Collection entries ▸
BEGIN

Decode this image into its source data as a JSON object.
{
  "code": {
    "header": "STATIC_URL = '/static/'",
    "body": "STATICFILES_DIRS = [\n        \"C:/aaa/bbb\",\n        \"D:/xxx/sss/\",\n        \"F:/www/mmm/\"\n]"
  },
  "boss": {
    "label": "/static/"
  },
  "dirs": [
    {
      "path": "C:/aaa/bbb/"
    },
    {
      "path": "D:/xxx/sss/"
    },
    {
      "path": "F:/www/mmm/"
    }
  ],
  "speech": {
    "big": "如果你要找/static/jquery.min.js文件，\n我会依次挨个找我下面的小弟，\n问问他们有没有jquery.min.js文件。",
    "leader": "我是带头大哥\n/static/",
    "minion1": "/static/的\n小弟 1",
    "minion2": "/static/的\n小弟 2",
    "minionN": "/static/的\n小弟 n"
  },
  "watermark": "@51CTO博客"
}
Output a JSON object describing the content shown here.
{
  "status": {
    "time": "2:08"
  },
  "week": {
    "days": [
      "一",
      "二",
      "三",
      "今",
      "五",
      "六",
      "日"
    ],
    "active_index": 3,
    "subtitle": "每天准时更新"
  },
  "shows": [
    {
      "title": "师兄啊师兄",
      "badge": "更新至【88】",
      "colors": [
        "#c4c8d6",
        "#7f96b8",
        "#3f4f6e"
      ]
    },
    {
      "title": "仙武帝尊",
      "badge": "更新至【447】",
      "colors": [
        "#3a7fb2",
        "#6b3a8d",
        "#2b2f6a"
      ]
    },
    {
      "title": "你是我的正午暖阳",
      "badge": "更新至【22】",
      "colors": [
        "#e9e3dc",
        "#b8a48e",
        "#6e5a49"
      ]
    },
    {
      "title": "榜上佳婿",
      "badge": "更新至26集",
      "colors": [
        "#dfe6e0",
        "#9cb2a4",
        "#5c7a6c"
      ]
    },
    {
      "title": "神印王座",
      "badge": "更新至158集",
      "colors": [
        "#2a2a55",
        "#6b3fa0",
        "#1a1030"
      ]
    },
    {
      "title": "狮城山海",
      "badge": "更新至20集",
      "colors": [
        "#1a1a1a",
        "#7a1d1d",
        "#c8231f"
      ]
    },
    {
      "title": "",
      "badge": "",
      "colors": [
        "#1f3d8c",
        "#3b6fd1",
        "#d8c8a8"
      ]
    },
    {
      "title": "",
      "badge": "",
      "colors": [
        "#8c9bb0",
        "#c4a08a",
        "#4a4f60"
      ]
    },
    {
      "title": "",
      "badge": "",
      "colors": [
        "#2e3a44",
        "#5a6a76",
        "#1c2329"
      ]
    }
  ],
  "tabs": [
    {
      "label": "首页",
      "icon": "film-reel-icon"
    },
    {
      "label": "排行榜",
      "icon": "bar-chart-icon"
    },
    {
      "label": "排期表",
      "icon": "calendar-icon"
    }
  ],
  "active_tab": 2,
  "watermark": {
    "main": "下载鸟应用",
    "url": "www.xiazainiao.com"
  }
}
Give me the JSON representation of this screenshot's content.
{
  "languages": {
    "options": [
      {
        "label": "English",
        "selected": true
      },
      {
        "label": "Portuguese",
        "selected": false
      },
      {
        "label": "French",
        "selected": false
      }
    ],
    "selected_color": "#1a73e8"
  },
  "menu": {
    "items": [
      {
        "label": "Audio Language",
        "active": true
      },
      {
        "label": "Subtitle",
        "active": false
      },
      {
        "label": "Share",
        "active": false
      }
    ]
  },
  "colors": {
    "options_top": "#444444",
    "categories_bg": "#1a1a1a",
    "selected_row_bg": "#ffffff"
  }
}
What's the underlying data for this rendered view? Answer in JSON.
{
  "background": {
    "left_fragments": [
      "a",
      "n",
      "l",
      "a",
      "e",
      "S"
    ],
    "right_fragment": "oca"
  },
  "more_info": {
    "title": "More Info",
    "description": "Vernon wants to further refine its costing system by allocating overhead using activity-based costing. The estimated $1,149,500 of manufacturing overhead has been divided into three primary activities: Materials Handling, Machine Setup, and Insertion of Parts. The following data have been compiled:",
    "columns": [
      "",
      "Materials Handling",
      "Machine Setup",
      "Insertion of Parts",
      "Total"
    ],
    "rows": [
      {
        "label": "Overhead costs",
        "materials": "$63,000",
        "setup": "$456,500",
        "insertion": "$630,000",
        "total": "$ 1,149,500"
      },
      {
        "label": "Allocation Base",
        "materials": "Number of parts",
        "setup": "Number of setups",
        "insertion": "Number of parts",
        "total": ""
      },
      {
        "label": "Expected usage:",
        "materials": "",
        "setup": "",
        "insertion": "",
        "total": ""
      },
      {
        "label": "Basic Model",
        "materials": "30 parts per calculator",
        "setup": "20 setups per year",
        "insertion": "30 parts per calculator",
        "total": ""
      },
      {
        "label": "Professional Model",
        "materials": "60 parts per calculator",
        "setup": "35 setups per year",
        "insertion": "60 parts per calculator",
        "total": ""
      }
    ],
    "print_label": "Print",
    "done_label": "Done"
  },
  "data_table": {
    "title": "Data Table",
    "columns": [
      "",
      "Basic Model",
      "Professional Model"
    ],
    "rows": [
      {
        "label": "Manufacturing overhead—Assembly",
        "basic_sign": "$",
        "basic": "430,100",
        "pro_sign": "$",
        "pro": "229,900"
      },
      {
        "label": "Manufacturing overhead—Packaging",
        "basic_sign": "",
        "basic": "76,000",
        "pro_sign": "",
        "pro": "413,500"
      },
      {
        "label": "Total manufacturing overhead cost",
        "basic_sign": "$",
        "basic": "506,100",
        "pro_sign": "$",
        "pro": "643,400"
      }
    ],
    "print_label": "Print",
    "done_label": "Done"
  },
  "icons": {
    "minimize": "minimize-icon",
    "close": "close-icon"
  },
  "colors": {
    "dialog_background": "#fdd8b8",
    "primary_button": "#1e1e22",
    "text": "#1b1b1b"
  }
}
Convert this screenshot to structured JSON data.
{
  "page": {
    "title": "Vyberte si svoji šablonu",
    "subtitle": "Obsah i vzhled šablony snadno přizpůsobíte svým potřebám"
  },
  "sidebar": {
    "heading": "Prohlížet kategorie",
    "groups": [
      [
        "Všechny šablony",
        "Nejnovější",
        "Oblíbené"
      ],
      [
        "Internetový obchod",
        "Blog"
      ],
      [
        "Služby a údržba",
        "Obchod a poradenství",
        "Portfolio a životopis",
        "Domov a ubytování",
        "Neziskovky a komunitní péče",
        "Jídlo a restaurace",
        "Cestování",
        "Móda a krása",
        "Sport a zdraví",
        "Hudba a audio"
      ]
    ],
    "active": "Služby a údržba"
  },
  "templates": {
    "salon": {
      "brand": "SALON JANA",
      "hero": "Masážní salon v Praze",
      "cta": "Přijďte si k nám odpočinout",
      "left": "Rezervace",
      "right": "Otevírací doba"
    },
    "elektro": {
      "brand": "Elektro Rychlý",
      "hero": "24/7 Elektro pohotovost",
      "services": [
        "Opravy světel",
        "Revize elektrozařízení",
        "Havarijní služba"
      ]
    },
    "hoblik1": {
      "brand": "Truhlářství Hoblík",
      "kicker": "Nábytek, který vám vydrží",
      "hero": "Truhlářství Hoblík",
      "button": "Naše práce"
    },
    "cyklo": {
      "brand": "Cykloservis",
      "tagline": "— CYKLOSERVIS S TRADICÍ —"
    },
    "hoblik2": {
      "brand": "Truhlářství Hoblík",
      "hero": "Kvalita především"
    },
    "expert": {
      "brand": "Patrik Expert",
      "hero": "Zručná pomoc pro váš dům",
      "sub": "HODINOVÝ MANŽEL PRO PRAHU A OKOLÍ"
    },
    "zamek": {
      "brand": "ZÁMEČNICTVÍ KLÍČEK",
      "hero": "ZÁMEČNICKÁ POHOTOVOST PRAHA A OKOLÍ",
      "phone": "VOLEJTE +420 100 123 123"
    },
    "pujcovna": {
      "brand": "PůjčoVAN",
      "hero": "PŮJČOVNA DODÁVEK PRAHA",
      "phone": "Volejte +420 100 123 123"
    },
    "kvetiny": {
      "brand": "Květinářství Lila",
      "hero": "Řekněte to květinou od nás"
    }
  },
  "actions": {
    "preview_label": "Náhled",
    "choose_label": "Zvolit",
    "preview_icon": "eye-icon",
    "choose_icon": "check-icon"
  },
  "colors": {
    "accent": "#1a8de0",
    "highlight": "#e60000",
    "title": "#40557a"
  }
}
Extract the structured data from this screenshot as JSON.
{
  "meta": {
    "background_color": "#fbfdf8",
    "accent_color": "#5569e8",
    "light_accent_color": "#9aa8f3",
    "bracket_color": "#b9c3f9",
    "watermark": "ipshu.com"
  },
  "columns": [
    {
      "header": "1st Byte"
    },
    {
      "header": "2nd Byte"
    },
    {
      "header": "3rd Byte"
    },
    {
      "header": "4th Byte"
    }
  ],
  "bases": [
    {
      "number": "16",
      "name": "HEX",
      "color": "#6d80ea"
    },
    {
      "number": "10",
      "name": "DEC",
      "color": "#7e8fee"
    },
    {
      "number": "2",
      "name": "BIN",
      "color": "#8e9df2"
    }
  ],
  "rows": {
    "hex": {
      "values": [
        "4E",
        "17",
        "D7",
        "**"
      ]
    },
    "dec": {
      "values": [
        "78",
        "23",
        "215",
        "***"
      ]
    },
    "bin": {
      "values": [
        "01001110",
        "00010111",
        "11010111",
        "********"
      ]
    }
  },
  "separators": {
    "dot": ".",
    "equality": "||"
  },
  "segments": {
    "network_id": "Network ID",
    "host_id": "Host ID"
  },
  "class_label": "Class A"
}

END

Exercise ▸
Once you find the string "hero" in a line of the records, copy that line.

Answer ▸
      "hero": "Masážní salon v Praze",
      "hero": "24/7 Elektro pohotovost",
      "hero": "Truhlářství Hoblík",
      "hero": "Kvalita především"
      "hero": "Zručná pomoc pro váš dům",
      "hero": "ZÁMEČNICKÁ POHOTOVOST PRAHA A OKOLÍ",
      "hero": "PŮJČOVNA DODÁVEK PRAHA",
      "hero": "Řekněte to květinou od nás"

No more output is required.